* ACTIVITY
The entries below should be repeated exactly, with no pictures carried over.
____
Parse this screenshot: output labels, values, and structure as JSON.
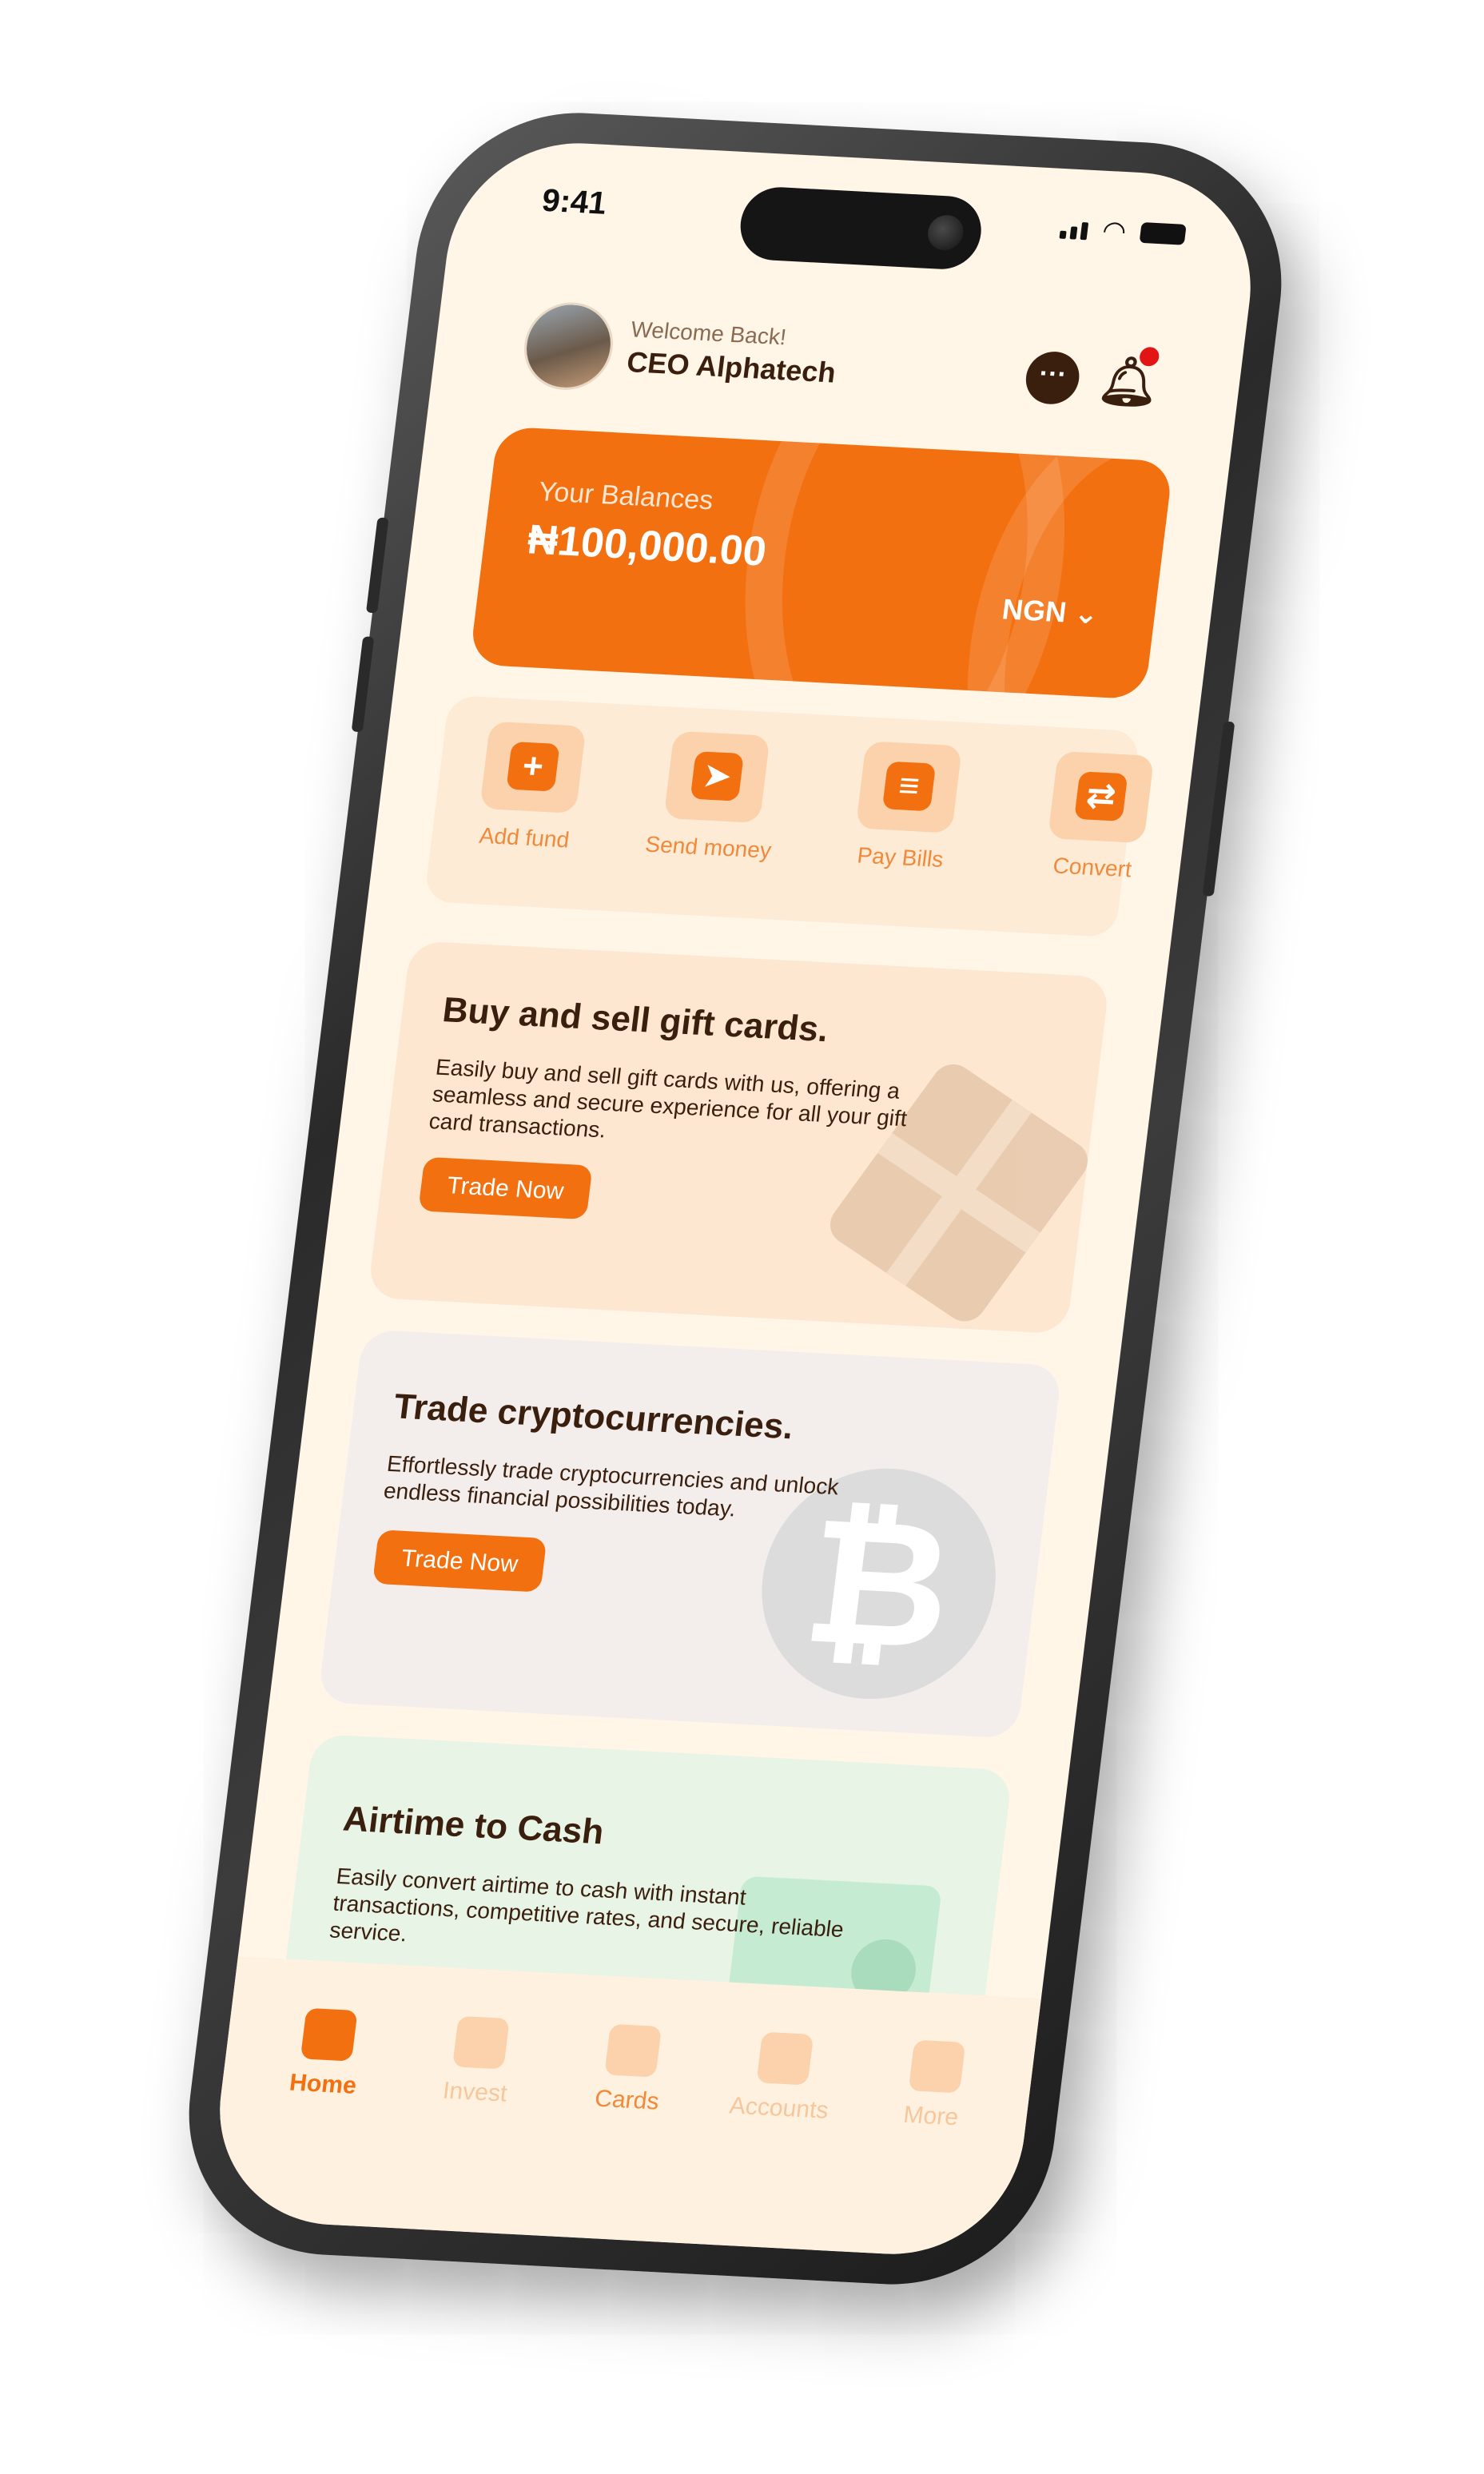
{
  "status": {
    "time": "9:41"
  },
  "header": {
    "welcome": "Welcome Back!",
    "username": "CEO Alphatech"
  },
  "balance": {
    "label": "Your Balances",
    "amount": "₦100,000.00",
    "currency": "NGN"
  },
  "actions": [
    {
      "label": "Add fund",
      "icon": "plus-icon",
      "glyph": "+"
    },
    {
      "label": "Send  money",
      "icon": "paper-plane-icon",
      "glyph": "➤"
    },
    {
      "label": "Pay Bills",
      "icon": "receipt-icon",
      "glyph": "≡"
    },
    {
      "label": "Convert",
      "icon": "convert-arrows-icon",
      "glyph": "⇄"
    }
  ],
  "cards": {
    "gift": {
      "title": "Buy and sell gift cards.",
      "desc": "Easily buy and sell gift cards with us, offering a seamless and secure experience for all your gift card transactions.",
      "button": "Trade Now"
    },
    "crypto": {
      "title": "Trade cryptocurrencies.",
      "desc": "Effortlessly trade cryptocurrencies and unlock endless financial possibilities today.",
      "button": "Trade Now",
      "symbol": "₿"
    },
    "airtime": {
      "title": "Airtime to Cash",
      "desc": "Easily convert airtime to cash with instant transactions, competitive rates, and secure, reliable service."
    }
  },
  "tabs": [
    {
      "label": "Home",
      "icon": "home-icon",
      "active": true
    },
    {
      "label": "Invest",
      "icon": "chart-icon",
      "active": false
    },
    {
      "label": "Cards",
      "icon": "card-icon",
      "active": false
    },
    {
      "label": "Accounts",
      "icon": "bank-icon",
      "active": false
    },
    {
      "label": "More",
      "icon": "grid-icon",
      "active": false
    }
  ],
  "colors": {
    "accent": "#f37010",
    "background": "#fff6e8",
    "text_dark": "#3a1f0e"
  }
}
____
* TASK OUTPUT
Parse this screenshot: output labels, values, and structure as JSON.
{
  "status": {
    "time": "9:41"
  },
  "header": {
    "welcome": "Welcome Back!",
    "username": "CEO Alphatech"
  },
  "balance": {
    "label": "Your Balances",
    "amount": "₦100,000.00",
    "currency": "NGN"
  },
  "actions": [
    {
      "label": "Add fund",
      "icon": "plus-icon",
      "glyph": "+"
    },
    {
      "label": "Send  money",
      "icon": "paper-plane-icon",
      "glyph": "➤"
    },
    {
      "label": "Pay Bills",
      "icon": "receipt-icon",
      "glyph": "≡"
    },
    {
      "label": "Convert",
      "icon": "convert-arrows-icon",
      "glyph": "⇄"
    }
  ],
  "cards": {
    "gift": {
      "title": "Buy and sell gift cards.",
      "desc": "Easily buy and sell gift cards with us, offering a seamless and secure experience for all your gift card transactions.",
      "button": "Trade Now"
    },
    "crypto": {
      "title": "Trade cryptocurrencies.",
      "desc": "Effortlessly trade cryptocurrencies and unlock endless financial possibilities today.",
      "button": "Trade Now",
      "symbol": "₿"
    },
    "airtime": {
      "title": "Airtime to Cash",
      "desc": "Easily convert airtime to cash with instant transactions, competitive rates, and secure, reliable service."
    }
  },
  "tabs": [
    {
      "label": "Home",
      "icon": "home-icon",
      "active": true
    },
    {
      "label": "Invest",
      "icon": "chart-icon",
      "active": false
    },
    {
      "label": "Cards",
      "icon": "card-icon",
      "active": false
    },
    {
      "label": "Accounts",
      "icon": "bank-icon",
      "active": false
    },
    {
      "label": "More",
      "icon": "grid-icon",
      "active": false
    }
  ],
  "colors": {
    "accent": "#f37010",
    "background": "#fff6e8",
    "text_dark": "#3a1f0e"
  }
}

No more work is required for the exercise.